REQUIRED ACTION
The answer must consist of each line below that contains the string "with".

DATA TO EXAMINE
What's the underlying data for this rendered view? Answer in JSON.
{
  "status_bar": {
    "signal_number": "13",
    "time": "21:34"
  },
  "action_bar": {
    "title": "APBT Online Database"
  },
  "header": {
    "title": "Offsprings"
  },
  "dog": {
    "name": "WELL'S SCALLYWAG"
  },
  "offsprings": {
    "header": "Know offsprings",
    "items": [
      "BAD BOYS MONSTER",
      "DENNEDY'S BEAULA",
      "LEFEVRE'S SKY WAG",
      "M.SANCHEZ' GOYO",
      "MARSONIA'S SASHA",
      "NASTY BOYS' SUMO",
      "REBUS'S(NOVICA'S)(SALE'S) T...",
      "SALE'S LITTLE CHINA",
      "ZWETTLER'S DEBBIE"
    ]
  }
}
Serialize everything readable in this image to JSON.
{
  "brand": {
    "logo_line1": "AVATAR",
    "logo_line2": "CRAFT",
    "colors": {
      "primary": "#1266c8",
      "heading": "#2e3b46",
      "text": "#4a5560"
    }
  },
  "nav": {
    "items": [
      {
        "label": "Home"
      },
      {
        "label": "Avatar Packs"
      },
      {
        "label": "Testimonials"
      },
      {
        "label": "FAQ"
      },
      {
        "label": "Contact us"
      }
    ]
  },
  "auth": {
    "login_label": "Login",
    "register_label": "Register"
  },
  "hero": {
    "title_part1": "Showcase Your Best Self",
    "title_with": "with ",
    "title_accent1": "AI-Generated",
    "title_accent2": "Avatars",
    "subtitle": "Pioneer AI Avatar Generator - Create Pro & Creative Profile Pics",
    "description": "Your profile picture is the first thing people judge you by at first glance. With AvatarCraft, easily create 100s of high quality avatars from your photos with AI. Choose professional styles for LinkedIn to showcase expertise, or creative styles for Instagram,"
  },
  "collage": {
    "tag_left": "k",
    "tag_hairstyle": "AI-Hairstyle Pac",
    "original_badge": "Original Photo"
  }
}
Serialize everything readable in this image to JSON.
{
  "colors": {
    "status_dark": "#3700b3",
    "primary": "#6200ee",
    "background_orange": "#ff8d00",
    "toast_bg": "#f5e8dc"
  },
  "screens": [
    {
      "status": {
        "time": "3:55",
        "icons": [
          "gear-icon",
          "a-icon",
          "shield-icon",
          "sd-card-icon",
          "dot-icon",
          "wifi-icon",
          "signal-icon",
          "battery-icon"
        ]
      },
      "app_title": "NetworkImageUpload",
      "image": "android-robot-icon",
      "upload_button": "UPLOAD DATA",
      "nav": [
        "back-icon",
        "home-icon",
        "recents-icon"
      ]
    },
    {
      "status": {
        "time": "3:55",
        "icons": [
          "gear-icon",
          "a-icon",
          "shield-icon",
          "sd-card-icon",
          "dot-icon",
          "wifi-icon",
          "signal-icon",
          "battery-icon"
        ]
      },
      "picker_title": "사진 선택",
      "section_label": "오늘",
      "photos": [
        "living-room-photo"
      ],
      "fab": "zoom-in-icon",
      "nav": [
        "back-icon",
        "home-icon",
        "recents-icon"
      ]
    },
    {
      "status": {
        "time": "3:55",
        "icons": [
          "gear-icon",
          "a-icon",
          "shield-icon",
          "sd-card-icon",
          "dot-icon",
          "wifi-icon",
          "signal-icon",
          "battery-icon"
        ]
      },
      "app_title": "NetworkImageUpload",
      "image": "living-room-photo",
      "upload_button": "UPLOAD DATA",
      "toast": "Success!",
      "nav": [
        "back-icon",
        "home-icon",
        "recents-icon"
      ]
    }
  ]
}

REPLY
    "title_with": "with ",
    "description": "Your profile picture is the first thing people judge you by at first glance. With AvatarCraft, easily create 100s of high quality avatars from your photos with AI. Choose professional styles for LinkedIn to showcase expertise, or creative styles for Instagram,"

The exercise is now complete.